Consider this headphone if:
- You appreciated many aspects of Audeze’s LCD2, but wanted something more (specifically, a headphone with more neutral overall tonal balance and even greater resolution).
- You want what Playback regards as one of the two best headphones that money can buy.
- You want to hear state-of-the-art headphone bass and truly impressive levels of midrange lucidity.
- You love the idea of a headphone that is super-revealing yet also amazingly unfussy; in particular, you want a top-class headphone that’s easy to drive and can work well with a wide variety of headphone amps.
Look further if:
- $1945 is too rich for your blood. But note: though undeniably expensive, the LCD3 gives you substantial value for your money (in fact, viewed through some lenses, it could even be considered a bargain).
Ratings relative to comparably priced headphones:
- Tonal Balance: 9.5
- Frequency Extremes: 10 (bass)/9.5 (treble)
- Clarity: 10
- Dynamics: 10
- Comfort Fit: 9 (The sloped ear pads feel terrific, but clamping pressures may be higher than you would expect.)
- Sensitivity: 9 (The LCD3 is quite easy to drive as planar magnetic headphones go.)
- Value: 8.5 - 9
The LCD3 is one those headphones that seems very impressive right off the bat, but even more so after you’ve spent long hours listening through it and to it. The headphone finds that oh-so-elusive balance point between being accurate and highly revealing on the one hand, yet capable of bringing to light all that is good and right in less-than-perfect recordings. In an absolute sense, we think this is one of the two best headphones available today (where the other would be the Stax SR-009 electrostatic headphone—a headphone we regard as the benchmark to which all other top-class ‘phones must be compared).

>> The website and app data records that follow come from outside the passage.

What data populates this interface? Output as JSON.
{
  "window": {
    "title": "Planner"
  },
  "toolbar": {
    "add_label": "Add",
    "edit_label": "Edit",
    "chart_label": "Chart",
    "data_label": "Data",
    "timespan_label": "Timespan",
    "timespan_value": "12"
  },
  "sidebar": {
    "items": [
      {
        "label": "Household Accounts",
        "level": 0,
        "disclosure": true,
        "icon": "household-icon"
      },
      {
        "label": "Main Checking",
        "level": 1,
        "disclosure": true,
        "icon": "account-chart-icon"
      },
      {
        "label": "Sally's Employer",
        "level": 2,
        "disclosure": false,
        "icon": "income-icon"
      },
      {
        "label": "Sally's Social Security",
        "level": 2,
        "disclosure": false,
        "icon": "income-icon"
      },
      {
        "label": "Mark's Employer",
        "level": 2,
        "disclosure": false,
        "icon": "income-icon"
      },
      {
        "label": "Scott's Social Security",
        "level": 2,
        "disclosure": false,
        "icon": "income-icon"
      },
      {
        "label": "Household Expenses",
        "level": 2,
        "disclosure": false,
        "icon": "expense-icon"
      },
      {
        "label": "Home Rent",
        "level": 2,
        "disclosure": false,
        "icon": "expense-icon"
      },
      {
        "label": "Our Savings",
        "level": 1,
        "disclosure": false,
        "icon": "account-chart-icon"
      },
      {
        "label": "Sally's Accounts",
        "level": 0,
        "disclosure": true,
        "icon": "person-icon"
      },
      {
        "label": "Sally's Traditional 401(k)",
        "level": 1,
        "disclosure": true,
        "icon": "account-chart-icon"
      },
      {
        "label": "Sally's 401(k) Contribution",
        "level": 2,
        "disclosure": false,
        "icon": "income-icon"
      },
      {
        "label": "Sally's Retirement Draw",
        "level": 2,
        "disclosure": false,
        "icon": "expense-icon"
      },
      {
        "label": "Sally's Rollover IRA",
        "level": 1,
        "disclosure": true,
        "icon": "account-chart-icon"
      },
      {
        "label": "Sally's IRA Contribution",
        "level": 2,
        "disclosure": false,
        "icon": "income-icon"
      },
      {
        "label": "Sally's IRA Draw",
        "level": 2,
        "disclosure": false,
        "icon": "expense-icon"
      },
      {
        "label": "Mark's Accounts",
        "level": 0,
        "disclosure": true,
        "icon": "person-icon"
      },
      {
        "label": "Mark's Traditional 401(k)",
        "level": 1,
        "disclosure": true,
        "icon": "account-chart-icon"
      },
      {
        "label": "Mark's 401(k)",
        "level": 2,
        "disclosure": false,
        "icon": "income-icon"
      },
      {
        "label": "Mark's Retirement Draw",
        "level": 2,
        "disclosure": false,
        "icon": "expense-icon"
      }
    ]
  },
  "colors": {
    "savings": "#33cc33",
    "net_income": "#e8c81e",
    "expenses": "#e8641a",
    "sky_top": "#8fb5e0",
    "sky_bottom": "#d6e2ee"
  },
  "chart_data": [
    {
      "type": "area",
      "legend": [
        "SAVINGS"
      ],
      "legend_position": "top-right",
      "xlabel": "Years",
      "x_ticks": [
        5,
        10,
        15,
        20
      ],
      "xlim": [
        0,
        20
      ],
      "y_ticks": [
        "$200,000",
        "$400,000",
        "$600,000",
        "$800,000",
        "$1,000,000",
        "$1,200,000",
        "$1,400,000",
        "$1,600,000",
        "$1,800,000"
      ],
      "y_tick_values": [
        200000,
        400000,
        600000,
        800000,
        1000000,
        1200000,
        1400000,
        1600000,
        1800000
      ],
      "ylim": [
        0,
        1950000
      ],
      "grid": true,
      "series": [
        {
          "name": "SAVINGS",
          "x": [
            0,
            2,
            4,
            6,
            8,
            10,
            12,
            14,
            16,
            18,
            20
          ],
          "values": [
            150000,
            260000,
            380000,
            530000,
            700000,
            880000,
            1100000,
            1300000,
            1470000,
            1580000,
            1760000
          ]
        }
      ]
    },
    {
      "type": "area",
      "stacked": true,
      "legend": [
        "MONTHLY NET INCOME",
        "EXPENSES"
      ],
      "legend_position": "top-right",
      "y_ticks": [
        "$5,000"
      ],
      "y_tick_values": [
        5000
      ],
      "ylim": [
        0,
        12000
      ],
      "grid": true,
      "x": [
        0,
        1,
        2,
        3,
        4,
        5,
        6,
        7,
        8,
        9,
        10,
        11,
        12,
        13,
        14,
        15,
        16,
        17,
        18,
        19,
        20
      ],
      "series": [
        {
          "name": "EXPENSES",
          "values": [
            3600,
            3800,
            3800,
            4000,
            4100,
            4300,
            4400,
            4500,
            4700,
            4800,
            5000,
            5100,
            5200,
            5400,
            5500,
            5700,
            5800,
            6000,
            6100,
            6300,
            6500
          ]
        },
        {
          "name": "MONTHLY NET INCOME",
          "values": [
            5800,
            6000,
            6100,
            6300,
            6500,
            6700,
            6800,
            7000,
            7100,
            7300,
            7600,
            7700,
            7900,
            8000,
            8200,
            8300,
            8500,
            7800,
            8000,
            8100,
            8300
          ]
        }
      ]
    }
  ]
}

In pragmatic, real-world terms, however, Audeze LCD3 may be the best of the best, partly because it works so well with moderately-priced, high-quality headphone amps, and partly because its prices falls thousands of dollars below that of its closest competitor (namely, the SR-009). Add to this the fact that the LCD3 is lovely to look at and beautifully made, and you can see why the LCD3 is likely to take its place at the top of many serious headphone enthusiasts’ “most wanted product” lists.
SPECS & PRICING
Audeze LCD3 planar magnetic headphone
Type: Open-back, circumaural, planar magnetic headphones.
Accessories: As under FEATURES, above.
Driver complement: Full-range planar magnetic drivers with thin-film diaphragms and premium-grade Neodymium magnets. (See description under FEATURES, above)
Frequency Response: 5 Hz – 20kHz, with useable frequency extension to 50kHz
Sensitivity: 93 dB
Impedance: 50 Ohms
Weight: 550 grams (without cables)
Warranty: Not specified.